It's Mother's Day, so let's pay tribute to real moms by honoring some of the best fictional moms from the movies.
Mrs. Gump (Sally Field) in "Forrest Gump" : Her son was mentally challenged, but through hard work, devotion and special effects she turned him into a war hero, a champion athlete and business tycoon.
Jenny Fields (Glenn Close) in "The World According to Garp": Not a conventional mom, obviously, but she guided her extended family with love and a strong moral focus.
Aurora Greenway (Shirley MacLaine) in "Terms of Endearment": Sure, she was so annoying that you wanted to slap her, but she loved her daughter and her grandsons fiercely.
Elaine Miller (Frances McDormand) in "Almost Famous": She was repressively overprotective by nature, but she overcame her instincts and let her underage son go on tour with a rock band so he could write for Rolling Stone. That takes a lot of love and no small measure of fortitude.
Peg (Dianne Wiest) in "Edward Scissorhands": Not too bright, maybe, but she doted on her de facto son, even after he poked holes in the waterbed.
Mary (Dorothy Cumming) in "King of Kings" (1927 version): Because Mary had to be on this list, and Cumming gave one of the most effective performances.
Chris McNeil (Ellen Burstyn) in "The Exorcist": She went to extreme lengths to get help for her daughter, mopped up the pea soup and lied to the cops when Regan threw the guy out the window. That's what mothers are for.
Edwina "Ed" McDunnough (Holly Hunter) in "Raising Arizona": Her insides were a rocky place where Hi's seed could find no purchase, but for short time she found a way to be a loving mother to Nathan Jr.
Tommy's Mother (Catherine Scorsese) in "Goodfellas": Tommy and his friends just
came over to borrow a shovel so they could bury the guy in the trunk of their car, but she still took the time to cook them a nice meal.
Morticia Addams (Angelica Huston) in "The Addams Family": She encouraged her kids to pursue hobbies that interested them.
And the bad

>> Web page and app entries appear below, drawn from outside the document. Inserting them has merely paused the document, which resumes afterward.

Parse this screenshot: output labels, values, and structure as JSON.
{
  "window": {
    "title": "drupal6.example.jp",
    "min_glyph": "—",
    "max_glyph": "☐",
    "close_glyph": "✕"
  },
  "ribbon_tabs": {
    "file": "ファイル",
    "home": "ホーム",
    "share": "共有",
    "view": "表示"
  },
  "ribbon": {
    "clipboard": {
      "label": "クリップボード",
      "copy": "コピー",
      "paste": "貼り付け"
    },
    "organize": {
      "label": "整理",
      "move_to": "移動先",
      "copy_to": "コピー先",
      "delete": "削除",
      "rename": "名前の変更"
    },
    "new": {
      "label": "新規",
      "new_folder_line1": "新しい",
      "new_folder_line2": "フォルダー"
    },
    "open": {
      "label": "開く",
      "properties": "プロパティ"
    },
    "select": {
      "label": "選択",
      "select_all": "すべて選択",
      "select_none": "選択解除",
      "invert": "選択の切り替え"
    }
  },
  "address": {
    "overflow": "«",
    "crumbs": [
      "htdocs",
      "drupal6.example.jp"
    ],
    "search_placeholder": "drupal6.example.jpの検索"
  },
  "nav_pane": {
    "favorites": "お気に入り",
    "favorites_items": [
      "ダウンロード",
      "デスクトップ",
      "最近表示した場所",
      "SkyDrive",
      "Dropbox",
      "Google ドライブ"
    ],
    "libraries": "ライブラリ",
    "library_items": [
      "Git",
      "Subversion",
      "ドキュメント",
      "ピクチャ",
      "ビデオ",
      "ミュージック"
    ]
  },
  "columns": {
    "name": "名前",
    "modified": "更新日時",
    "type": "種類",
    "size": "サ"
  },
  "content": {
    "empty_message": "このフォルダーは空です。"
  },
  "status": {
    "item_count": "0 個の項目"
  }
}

Bad movie moms have their place too, if for no other reason that they make us feel better about our real-life mothers. So here's a quick nod to a few of them:
Margaret White (Piper Laurie) in "Carrie"
Mrs. Bates (Anthony Perkins) in "Psycho"
Mrs. Robinson (Anne Bancroft) in "The Graduate"
Mary (Mo'Nique) in "Precious"
Joan Crawford (Faye Dunaway) in "Mommie Dearest."
And, in closing, these lines from the song "O Superman" by Laurie Anderson: "When hope is gone there's always justice. And when justice is gone there's always force. And when force is gone there's always mom. Hi Mom!"
Marty Clear, features writer/columnist, can be reached at 941-748-0411, ext. 7919. Follow twitter.com/martinclear.